_WHAT YOU ARE ASKED TO DO_
Go over the data below and say how many lines hold the word "file". Only the number is needed.

(Dataset excerpts)
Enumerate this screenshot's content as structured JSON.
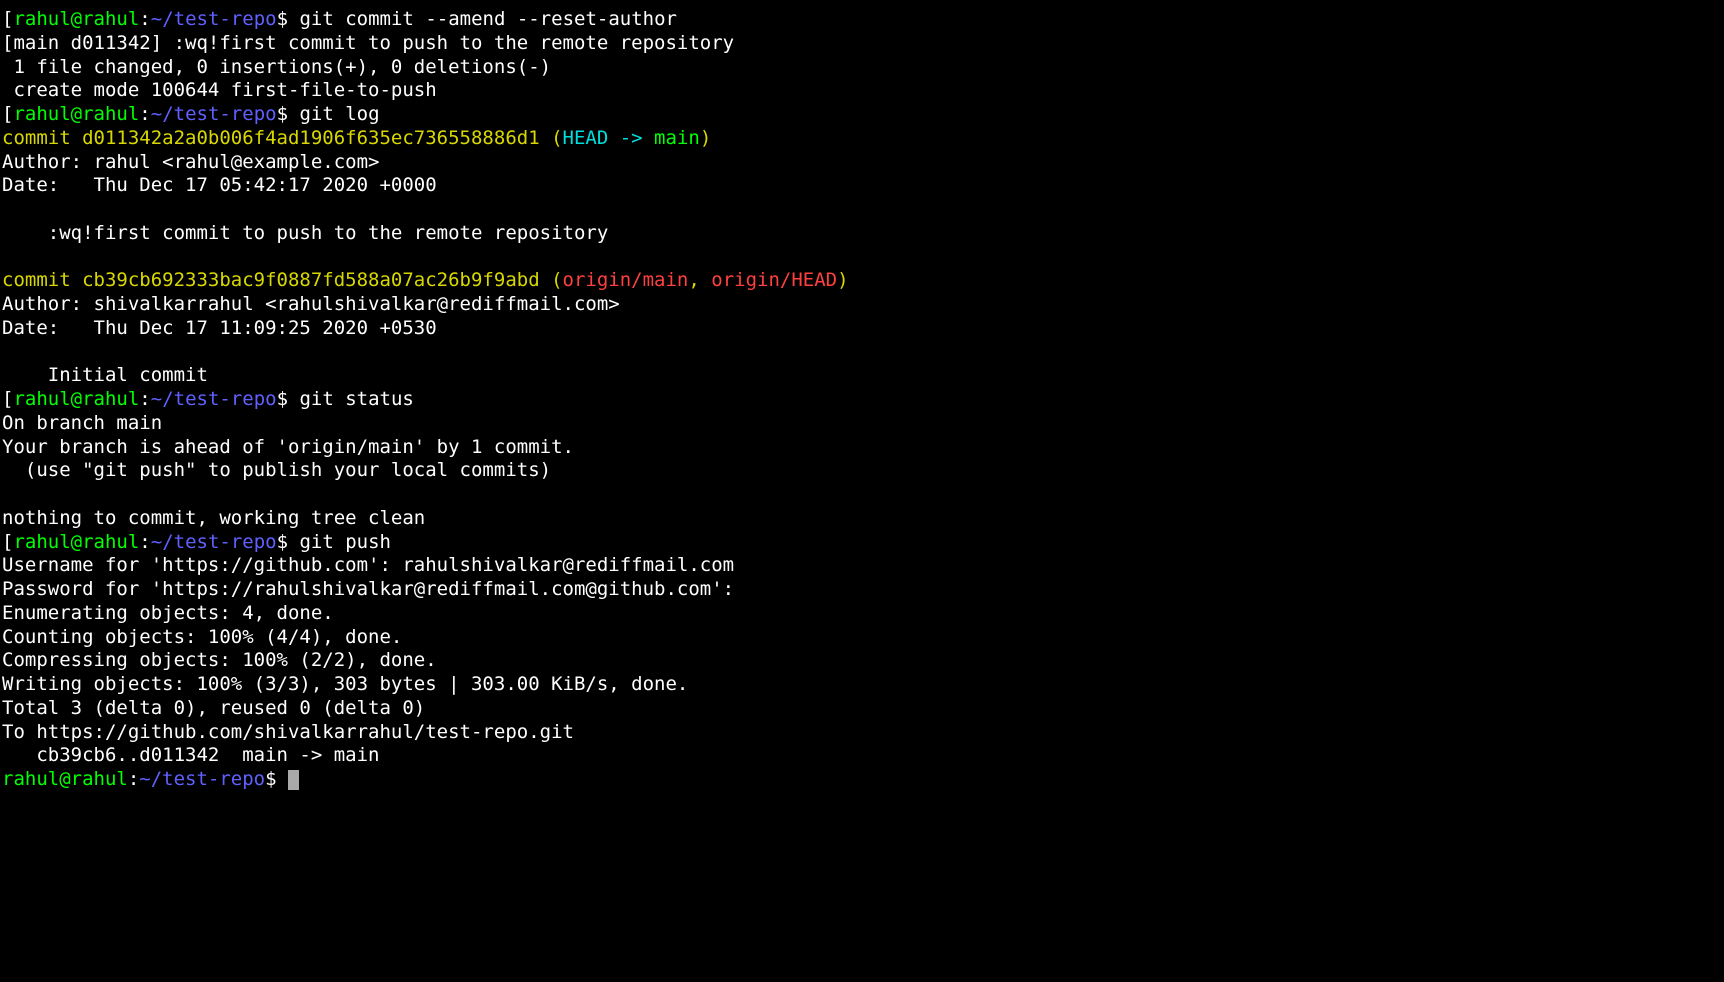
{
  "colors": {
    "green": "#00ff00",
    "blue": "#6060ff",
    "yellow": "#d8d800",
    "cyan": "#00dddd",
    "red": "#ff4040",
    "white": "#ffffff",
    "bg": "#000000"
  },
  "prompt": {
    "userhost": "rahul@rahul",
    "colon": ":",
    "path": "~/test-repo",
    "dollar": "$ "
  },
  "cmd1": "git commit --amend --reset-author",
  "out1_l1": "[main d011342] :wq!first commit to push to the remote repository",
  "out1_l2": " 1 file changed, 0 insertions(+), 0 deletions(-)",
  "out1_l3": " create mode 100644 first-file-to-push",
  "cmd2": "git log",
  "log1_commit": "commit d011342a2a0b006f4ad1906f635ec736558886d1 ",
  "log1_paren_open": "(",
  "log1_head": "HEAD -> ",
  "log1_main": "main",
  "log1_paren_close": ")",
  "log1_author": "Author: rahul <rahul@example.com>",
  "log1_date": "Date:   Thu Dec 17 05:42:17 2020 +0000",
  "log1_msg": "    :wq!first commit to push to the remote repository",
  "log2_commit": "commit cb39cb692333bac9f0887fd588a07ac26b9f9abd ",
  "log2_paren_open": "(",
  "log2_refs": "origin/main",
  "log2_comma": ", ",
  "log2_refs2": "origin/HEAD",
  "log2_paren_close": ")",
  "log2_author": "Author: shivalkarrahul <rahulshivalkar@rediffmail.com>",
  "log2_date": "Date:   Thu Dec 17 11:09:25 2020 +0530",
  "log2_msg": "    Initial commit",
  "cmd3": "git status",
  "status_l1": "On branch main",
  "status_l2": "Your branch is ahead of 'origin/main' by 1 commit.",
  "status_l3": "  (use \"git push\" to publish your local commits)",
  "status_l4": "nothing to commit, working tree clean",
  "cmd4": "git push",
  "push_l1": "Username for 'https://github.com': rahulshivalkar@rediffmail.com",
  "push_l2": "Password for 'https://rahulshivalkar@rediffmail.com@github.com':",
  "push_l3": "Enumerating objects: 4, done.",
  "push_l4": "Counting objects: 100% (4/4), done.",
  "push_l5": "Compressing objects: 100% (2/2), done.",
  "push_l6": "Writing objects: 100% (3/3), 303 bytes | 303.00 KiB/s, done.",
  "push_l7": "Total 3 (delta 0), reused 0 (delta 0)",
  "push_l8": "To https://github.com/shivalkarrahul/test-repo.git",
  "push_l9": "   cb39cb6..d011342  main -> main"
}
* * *
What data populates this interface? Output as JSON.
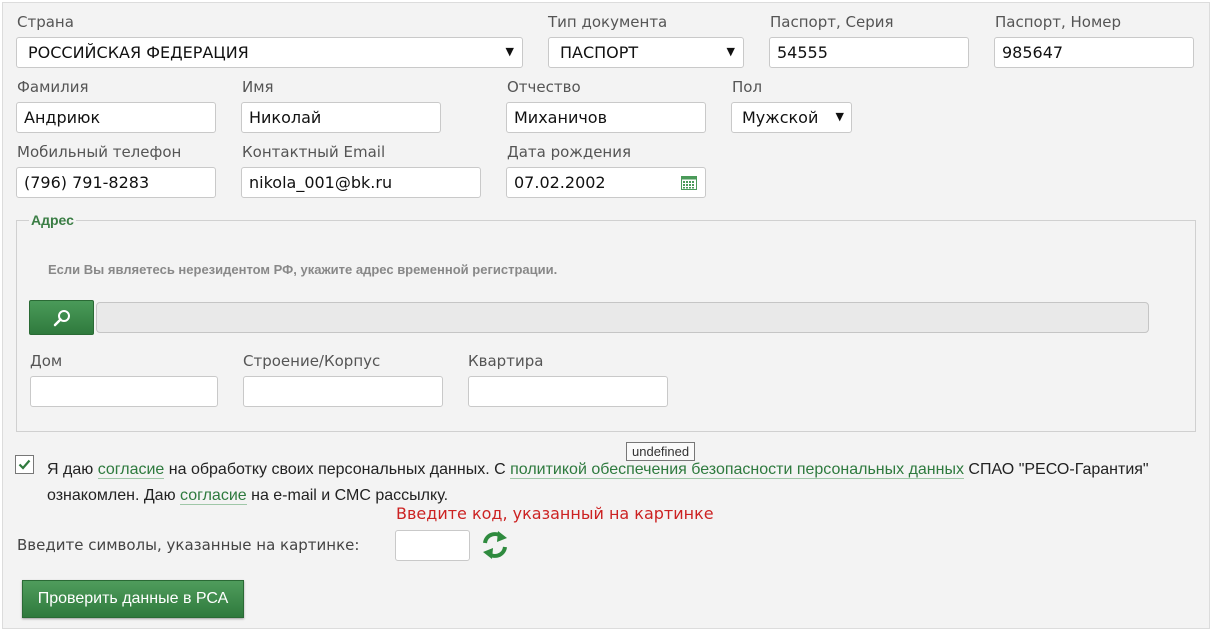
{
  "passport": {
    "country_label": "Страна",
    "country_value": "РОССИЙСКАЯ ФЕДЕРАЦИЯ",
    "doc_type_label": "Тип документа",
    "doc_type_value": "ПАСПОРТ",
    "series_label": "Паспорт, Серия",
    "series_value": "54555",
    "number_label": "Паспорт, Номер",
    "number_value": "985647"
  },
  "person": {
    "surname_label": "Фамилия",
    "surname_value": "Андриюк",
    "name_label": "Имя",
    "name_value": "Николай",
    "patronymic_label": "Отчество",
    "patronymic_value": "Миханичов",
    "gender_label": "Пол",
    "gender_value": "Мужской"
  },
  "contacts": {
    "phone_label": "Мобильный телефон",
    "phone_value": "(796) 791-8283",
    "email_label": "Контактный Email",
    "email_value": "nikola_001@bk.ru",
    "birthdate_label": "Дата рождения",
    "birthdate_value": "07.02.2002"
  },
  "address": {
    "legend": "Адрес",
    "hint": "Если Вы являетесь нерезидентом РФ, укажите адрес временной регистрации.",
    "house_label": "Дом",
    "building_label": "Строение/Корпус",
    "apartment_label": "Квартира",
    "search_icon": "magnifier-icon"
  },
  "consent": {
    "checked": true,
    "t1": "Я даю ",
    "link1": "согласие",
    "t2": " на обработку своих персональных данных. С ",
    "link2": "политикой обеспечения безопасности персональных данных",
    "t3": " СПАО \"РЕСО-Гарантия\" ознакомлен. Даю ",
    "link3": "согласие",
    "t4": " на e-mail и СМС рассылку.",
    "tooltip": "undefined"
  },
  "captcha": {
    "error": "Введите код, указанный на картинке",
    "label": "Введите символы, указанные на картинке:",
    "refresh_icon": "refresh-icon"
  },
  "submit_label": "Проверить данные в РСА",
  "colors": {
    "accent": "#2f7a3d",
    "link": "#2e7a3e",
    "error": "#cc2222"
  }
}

_TASK OUTPUT_
2